Both Forbes and Alaskan bands are then to be considered as owing their appearance to slight differences in the degree of firnification of the ice in the alternate bands, differences which not only produce ice of white or gray hue, but also favor the hiding of dirt in shallow surface dust wells on the ice which is already the whiter.
The processes which produce the two types are, in Forbes banding, a vertical splitting up of the ice, by great cross-glacier crevasses in the icefall, such crevasses being immediately back-filled by fresh surface snow, or ice debris; and, in Alaskan banding, a condition of accumulation conducive to extreme variation between summer and winter texture of snow, resulting in decidedly noticeable annual stratification. There being no pronounced extrusion flow possible below any icefall, Forbes bands must always appear under near-gravity flow, so that the vertical structure (Forbes banding) induced in the icefall retains its near-vertical orientation, all the travel below. There being more or less extrusion flow where there is no icefall, the horizontal strata (Alaskan type) from high up tend to be rotated into vertical strata, deep within the glacier, as the glacier flows; and, when at length these strata intersect the surface of the glacier far down its course, they appear to be nearly vertical, strongly simulating the Forbes design.
1 Louis Agassiz, Études sur 'les glaciers (Neuchâtel, 1840), pp. 97-126; J. D. Forbes, Occasional Papers on the Theory of Glaciers (Edinburgh, 1859), p. 39; William Huber, Les Glaciers (Paris, 1867), pp. 197-200 and 206; I. C. Russell, Glaciers of North America (New York, 1897), p. 43; W. H. Sherzer, “Glacial Studies in the Canadian Rockies and Selkirks,” Smithsonian Miscellaneous Collections (Quarterly Issue), XLVII (1905), 465 ff.
2 “Morainic Bandings of Malaspina and Other Alaskan Glaciers,” Bulletin of the Geological Society of America, 46: 1879-89, 1935.
3 Volkmar Vareschi, Die Pollenanalytische Untersuchung der Gletscherbewegung (Bern, 1942). Since the principles of gravitational and extrusion flow of ice are at times involved, reference is made also to M. Demorest and R. F. Flint, American Journal of Science, 240: 31 and 113, 1942.
4 R. Streiff-Becker, “Beitrag zur Gletscherkunde: Forschungen am Claridenfirn im Kanton Glarus,” Denkschriften der Schweizerischen Naturforschenden Gesellschaft, 75: 111-32, 1943.
5 For map showing exactly where these beads have been planted, see A.A.J., VI (1947), 331. Note, however, that the other experiment described in that place—cleaning the névé surface of the Trift Glacier (Gotthardmassif) —has since been found valueless, inasmuch as surface dust plays an unimportant part in determining the contrasts between dark and light areas.
6 Inasmuch as “aerated” ice is about 10% less dense than normal ice, the same quantity of heat, furthermore, will melt it faster than normal ice.

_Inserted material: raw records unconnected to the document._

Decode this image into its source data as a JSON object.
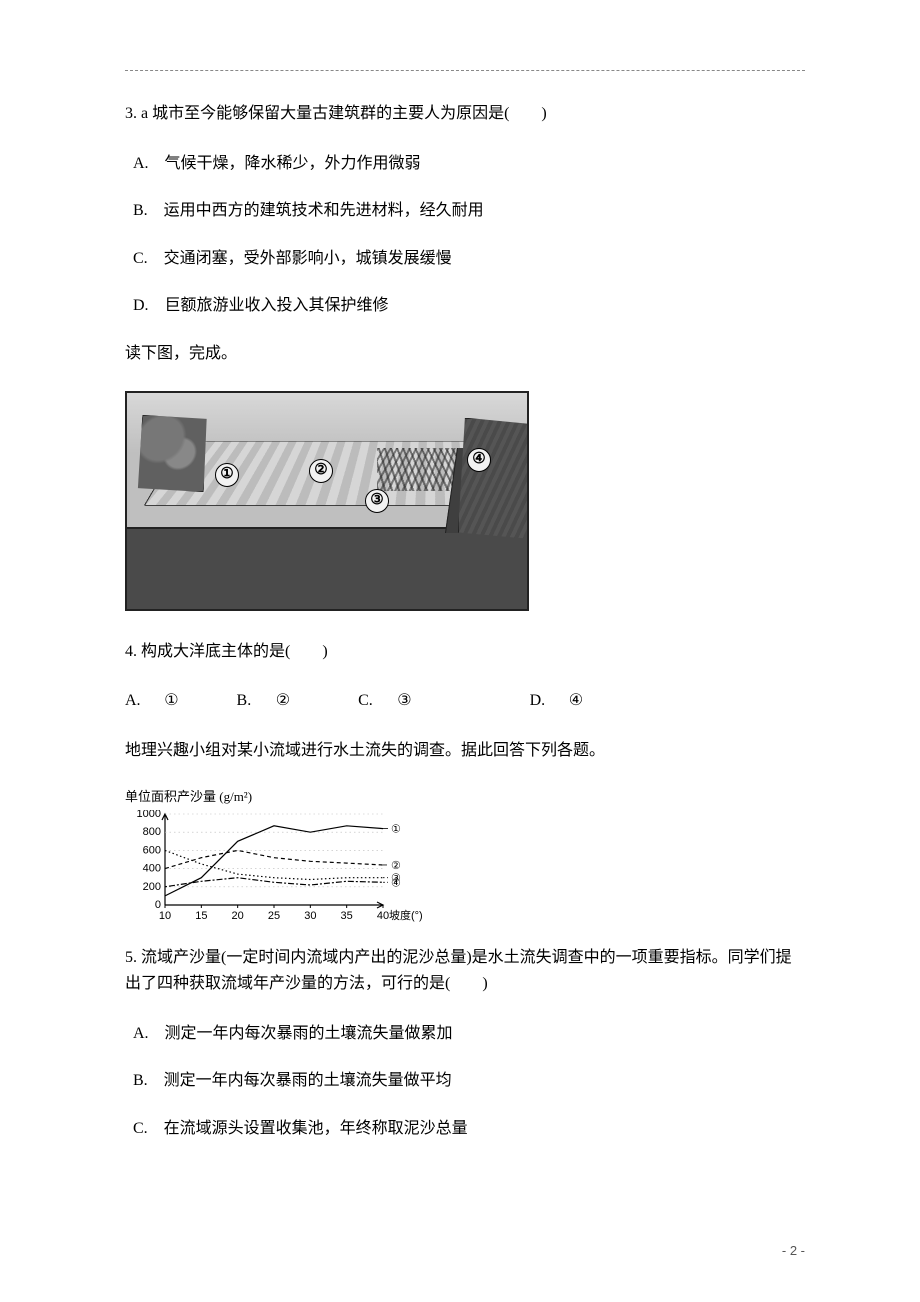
{
  "q3": {
    "stem": "3. a 城市至今能够保留大量古建筑群的主要人为原因是(　　)",
    "A": "A.　气候干燥，降水稀少，外力作用微弱",
    "B": "B.　运用中西方的建筑技术和先进材料，经久耐用",
    "C": "C.　交通闭塞，受外部影响小，城镇发展缓慢",
    "D": "D.　巨额旅游业收入投入其保护维修"
  },
  "intro_q4": "读下图，完成。",
  "fig1": {
    "labels": [
      "①",
      "②",
      "③",
      "④"
    ]
  },
  "q4": {
    "stem": "4. 构成大洋底主体的是(　　)",
    "A_lbl": "A.",
    "A_val": "①",
    "B_lbl": "B.",
    "B_val": "②",
    "C_lbl": "C.",
    "C_val": "③",
    "D_lbl": "D.",
    "D_val": "④"
  },
  "intro_q5": "地理兴趣小组对某小流域进行水土流失的调查。据此回答下列各题。",
  "q5": {
    "stem": "5. 流域产沙量(一定时间内流域内产出的泥沙总量)是水土流失调查中的一项重要指标。同学们提出了四种获取流域年产沙量的方法，可行的是(　　)",
    "A": "A.　测定一年内每次暴雨的土壤流失量做累加",
    "B": "B.　测定一年内每次暴雨的土壤流失量做平均",
    "C": "C.　在流域源头设置收集池，年终称取泥沙总量"
  },
  "page_label": "- 2 -",
  "chart_data": {
    "type": "line",
    "title": "单位面积产沙量 (g/m²)",
    "xlabel": "坡度(°)",
    "ylabel": "单位面积产沙量 (g/m²)",
    "x": [
      10,
      15,
      20,
      25,
      30,
      35,
      40
    ],
    "series": [
      {
        "name": "①",
        "values": [
          100,
          300,
          700,
          870,
          800,
          870,
          840
        ]
      },
      {
        "name": "②",
        "values": [
          400,
          520,
          600,
          520,
          480,
          460,
          440
        ]
      },
      {
        "name": "③",
        "values": [
          600,
          450,
          340,
          300,
          280,
          300,
          300
        ]
      },
      {
        "name": "④",
        "values": [
          200,
          260,
          300,
          250,
          220,
          260,
          250
        ]
      }
    ],
    "xlim": [
      10,
      40
    ],
    "ylim": [
      0,
      1000
    ],
    "yticks": [
      0,
      200,
      400,
      600,
      800,
      1000
    ],
    "xticks": [
      10,
      15,
      20,
      25,
      30,
      35,
      40
    ]
  }
}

My guide, Felix Julen, under my direction, has measured the density of “aerated” glacier ice as about 0.83, which compares with a density of 0.92 for glacier ice containing relatively few air bubbles.
7 J. E. Fisher, “The Pressure Melting Point of Ice and the Excavation of Cirques and Valley Steps by Glaciers,” A.A.J., VII (April 1048), 67-72.